*EXERCISE*: Once the images are set aside, write out the rest of the records exactly.

*SUPPLIED MATERIAL*:
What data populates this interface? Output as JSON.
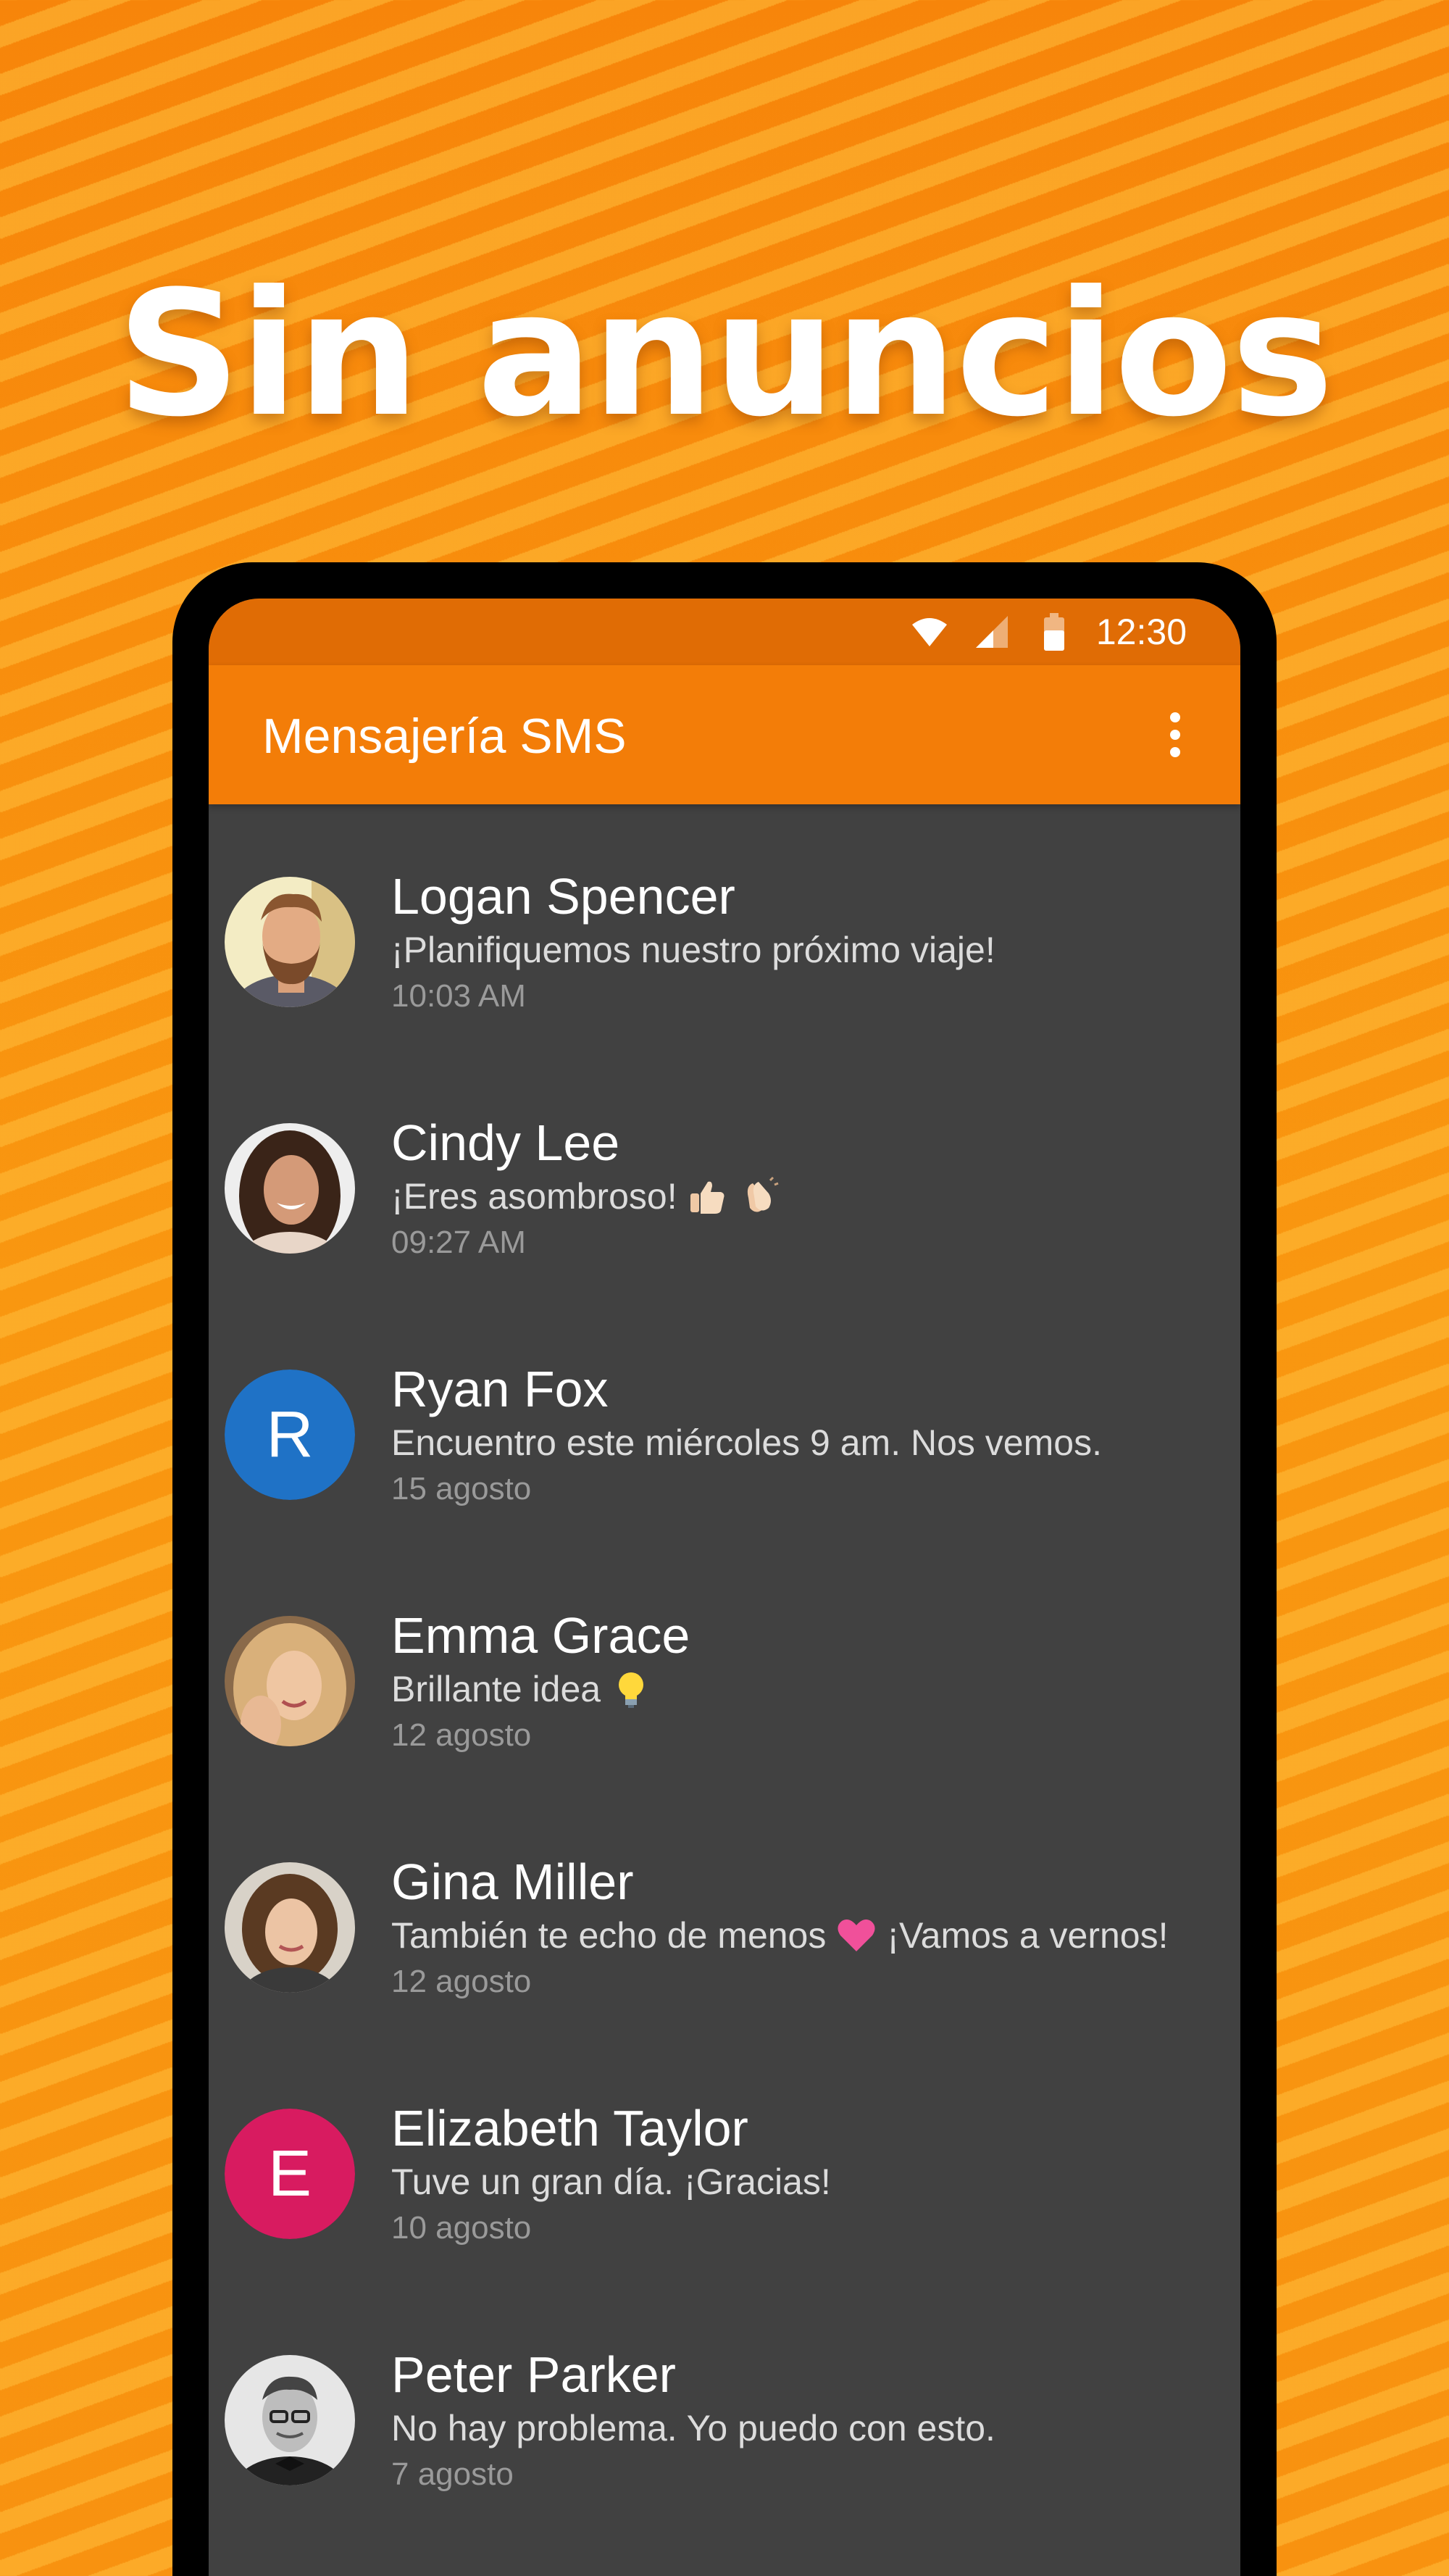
{
  "headline": "Sin anuncios",
  "status_bar": {
    "time": "12:30",
    "icons": [
      "wifi-icon",
      "cell-signal-icon",
      "battery-icon"
    ]
  },
  "app_bar": {
    "title": "Mensajería SMS",
    "menu_icon": "more-vert-icon"
  },
  "colors": {
    "background_orange": "#f79a0c",
    "app_bar": "#f37d08",
    "status_bar": "#e06c05",
    "list_background": "#414141",
    "avatar_blue": "#1f72c6",
    "avatar_pink": "#d81b60"
  },
  "conversations": [
    {
      "name": "Logan Spencer",
      "preview": "¡Planifiquemos nuestro próximo viaje!",
      "time": "10:03 AM",
      "avatar": "photo"
    },
    {
      "name": "Cindy Lee",
      "preview": "¡Eres asombroso!",
      "time": "09:27 AM",
      "avatar": "photo",
      "emojis": [
        "thumbs-up-emoji",
        "clapping-hands-emoji"
      ]
    },
    {
      "name": "Ryan Fox",
      "preview": "Encuentro este miércoles 9 am. Nos vemos.",
      "time": "15 agosto",
      "avatar": "letter",
      "letter": "R"
    },
    {
      "name": "Emma Grace",
      "preview": "Brillante idea",
      "time": "12 agosto",
      "avatar": "photo",
      "emojis": [
        "light-bulb-emoji"
      ]
    },
    {
      "name": "Gina Miller",
      "preview_before": "También te echo de menos",
      "preview_after": "¡Vamos a vernos!",
      "time": "12 agosto",
      "avatar": "photo",
      "emojis": [
        "heart-emoji"
      ]
    },
    {
      "name": "Elizabeth Taylor",
      "preview": "Tuve un gran día. ¡Gracias!",
      "time": "10 agosto",
      "avatar": "letter",
      "letter": "E"
    },
    {
      "name": "Peter Parker",
      "preview": "No hay problema. Yo puedo con esto.",
      "time": "7 agosto",
      "avatar": "photo"
    }
  ]
}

*FINAL ANSWER*:
What data populates this interface? Output as JSON.
{
  "headline": "Sin anuncios",
  "status_bar": {
    "time": "12:30",
    "icons": [
      "wifi-icon",
      "cell-signal-icon",
      "battery-icon"
    ]
  },
  "app_bar": {
    "title": "Mensajería SMS",
    "menu_icon": "more-vert-icon"
  },
  "colors": {
    "background_orange": "#f79a0c",
    "app_bar": "#f37d08",
    "status_bar": "#e06c05",
    "list_background": "#414141",
    "avatar_blue": "#1f72c6",
    "avatar_pink": "#d81b60"
  },
  "conversations": [
    {
      "name": "Logan Spencer",
      "preview": "¡Planifiquemos nuestro próximo viaje!",
      "time": "10:03 AM",
      "avatar": "photo"
    },
    {
      "name": "Cindy Lee",
      "preview": "¡Eres asombroso!",
      "time": "09:27 AM",
      "avatar": "photo",
      "emojis": [
        "thumbs-up-emoji",
        "clapping-hands-emoji"
      ]
    },
    {
      "name": "Ryan Fox",
      "preview": "Encuentro este miércoles 9 am. Nos vemos.",
      "time": "15 agosto",
      "avatar": "letter",
      "letter": "R"
    },
    {
      "name": "Emma Grace",
      "preview": "Brillante idea",
      "time": "12 agosto",
      "avatar": "photo",
      "emojis": [
        "light-bulb-emoji"
      ]
    },
    {
      "name": "Gina Miller",
      "preview_before": "También te echo de menos",
      "preview_after": "¡Vamos a vernos!",
      "time": "12 agosto",
      "avatar": "photo",
      "emojis": [
        "heart-emoji"
      ]
    },
    {
      "name": "Elizabeth Taylor",
      "preview": "Tuve un gran día. ¡Gracias!",
      "time": "10 agosto",
      "avatar": "letter",
      "letter": "E"
    },
    {
      "name": "Peter Parker",
      "preview": "No hay problema. Yo puedo con esto.",
      "time": "7 agosto",
      "avatar": "photo"
    }
  ]
}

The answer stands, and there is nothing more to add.